So why, Pet, are you resurrecting this tired old format? The answer is simple: PC games don't give me what I want.
What I want is women's basketball. The WNBA. Women's college hoops. The problem is that PC games cost money to create and are market creations. There are a lot more men's basketball fans than there are women's basketball fans, so the attitude of the computer gamers to fans of women's basketball is a big raised middle finger. If I want NBA Live 09, I can get it in a thousand places; if I want a similar version for the WNBA, I can get a handful of WNBA players from the Wii version of NBA Live 09. No teams. No leagues. No franchise mode. That's it.
I want more. And if I can't get what I want, I'll figure out a way to get it on my own.
Frisco del Rosario wrote about his experiences with Statis Pro Basketball, which sparked memories of an experience where I played out the entire season for the Golden State Warriors as a young adult (it was the 1987-88 season). I managed to get 40 wins out of the Warriors, namely because Ralph Sampson stayed healthy. So I thought could I do women's basketball with Statis Pro Basketball?
The answer was "yes". I could. As it turned out, there was a man named Phil Graham who loved SPB (which I'll call the game from now on) and had made his own cards. He not only had all of the WNBA sets which he had made himself, but he had a Fast Action Deck suited not only for WNBA play, but for college basketball play as well.
I wanted to avoid my dependence on Phil Graham's largess for the time being. I would create my own imaginary universe of players based on real life players - only the names would be changed. If the game didn't work right, I could simply say, "well, that's how basketball works in the imaginary universe". I would become the umpire of my little world: whatever I said happened, happened.
Why college basketball and not the pros? I happened to bump into an article written about "Pistol" Pete Maravich which stated that he averaged 40 points a game while playing for LSU. The hook was that one of his coaches had done a chart of his shot selection, and estimated that if the 3-point goal had been part of the rules when The Pistol was playing, he would have averaged 57 points a game.
Then the lightbulb went off: if there were a women's basketball player that averaged 57 points a game, could she lead her team automatically to the NCAA championship?
I had found a card-creating spreadsheet that, with a few tweaks, would print out entire card sets for any basketball team I wanted to put into the data. I could therefore follow the premise to its logical conclusion - create a player with Pistol Pete's stats, put that player on a college basketball team, and watch what happened.
There were some hurdles, obviously:
One was which team? If you put this Pistol-Pete-In-Drag player - which I decided to call "Brenda Dean" - onto a team, how do we know the team wouldn't have won without Maravich/Dean? Furthermore, if you put Maravich/Dean - I'll just refer to her as "Dean" from now on - on a crappy team, what's to keep Dean from being double and triple-teamed all game?
She had to go to a team that was not very good, but not abysmally bad. I decided on the team in the #226 position of the RPI Women's website at Real Time RPI.

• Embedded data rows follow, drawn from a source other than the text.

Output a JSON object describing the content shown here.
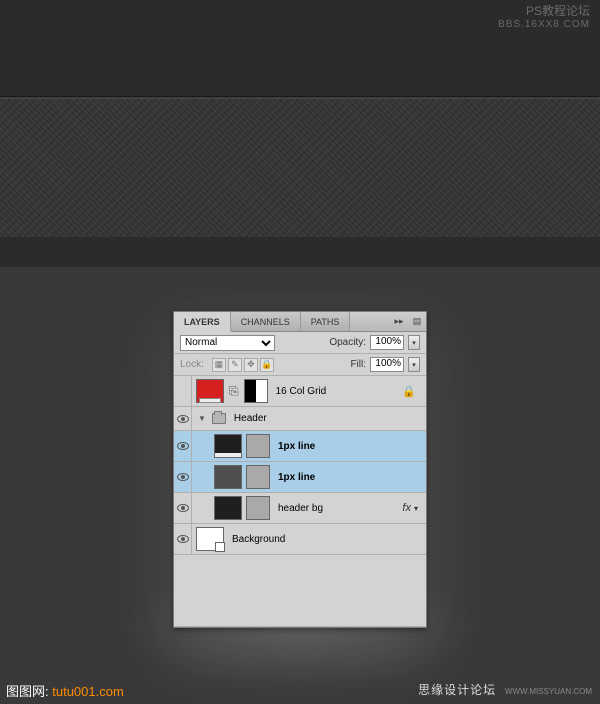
{
  "watermarks": {
    "tr1": "PS教程论坛",
    "tr2": "BBS.16XX8.COM",
    "bl_brand": "图图网:",
    "bl_url": "tutu001.com",
    "br_cn": "思缘设计论坛",
    "br_url": "WWW.MISSYUAN.COM"
  },
  "panel": {
    "tabs": {
      "layers": "LAYERS",
      "channels": "CHANNELS",
      "paths": "PATHS"
    },
    "blend_mode": "Normal",
    "opacity_label": "Opacity:",
    "opacity_value": "100%",
    "lock_label": "Lock:",
    "fill_label": "Fill:",
    "fill_value": "100%",
    "layers": {
      "grid": "16 Col Grid",
      "header_group": "Header",
      "line1": "1px line",
      "line2": "1px line",
      "header_bg": "header bg",
      "background": "Background"
    }
  }
}
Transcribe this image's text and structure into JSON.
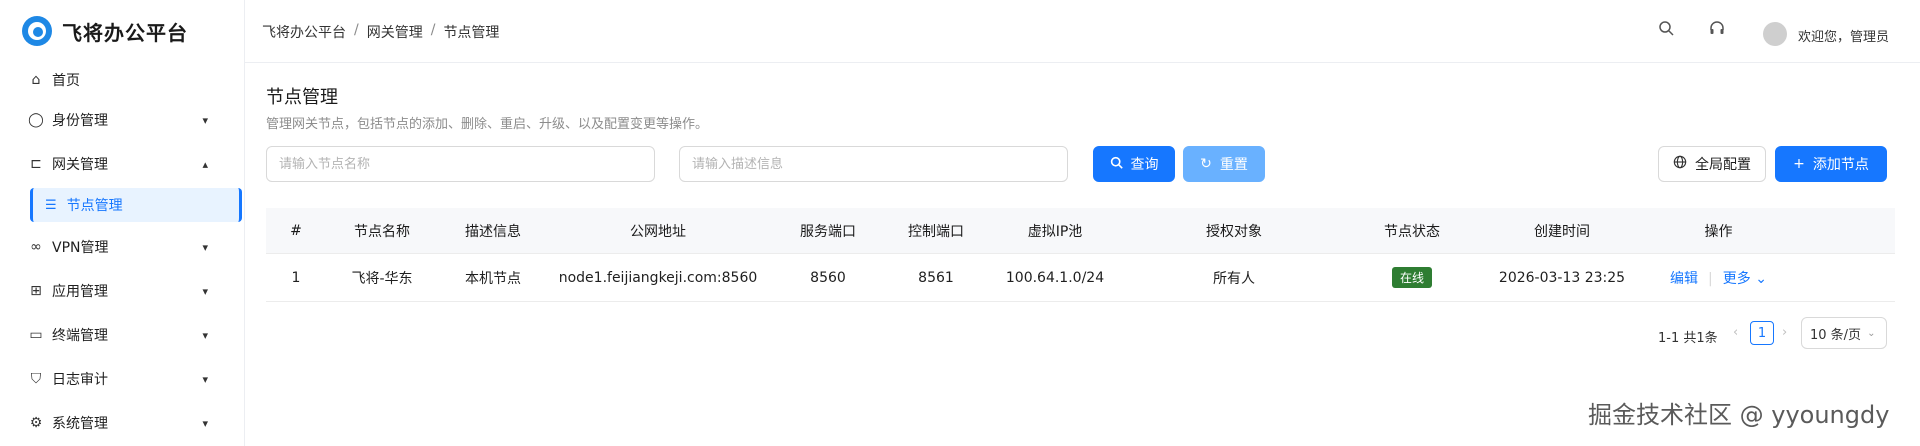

Of course, I had to get a copy of this out-of-print game first. EBay solved that problem. About $40 later, I was in business. I just had to wait for the game to show up. So while I waited, I'd visit the RPI and see what kind of teams ended up in the #226 spot - the spot where the bottom 1/3 of women's basketball begins.
Each day, the team would change. Wright State. Lafayette. Northwestern Louisiana. Massachusetts. And on the day the game finally showed up at my door, the team was....University of Texas at El Paso.
Mighty UTEP. Hail Miners.
Brenda Dean was going to be a Miner. But there were other hurdles to overcome.
at 7:06 AM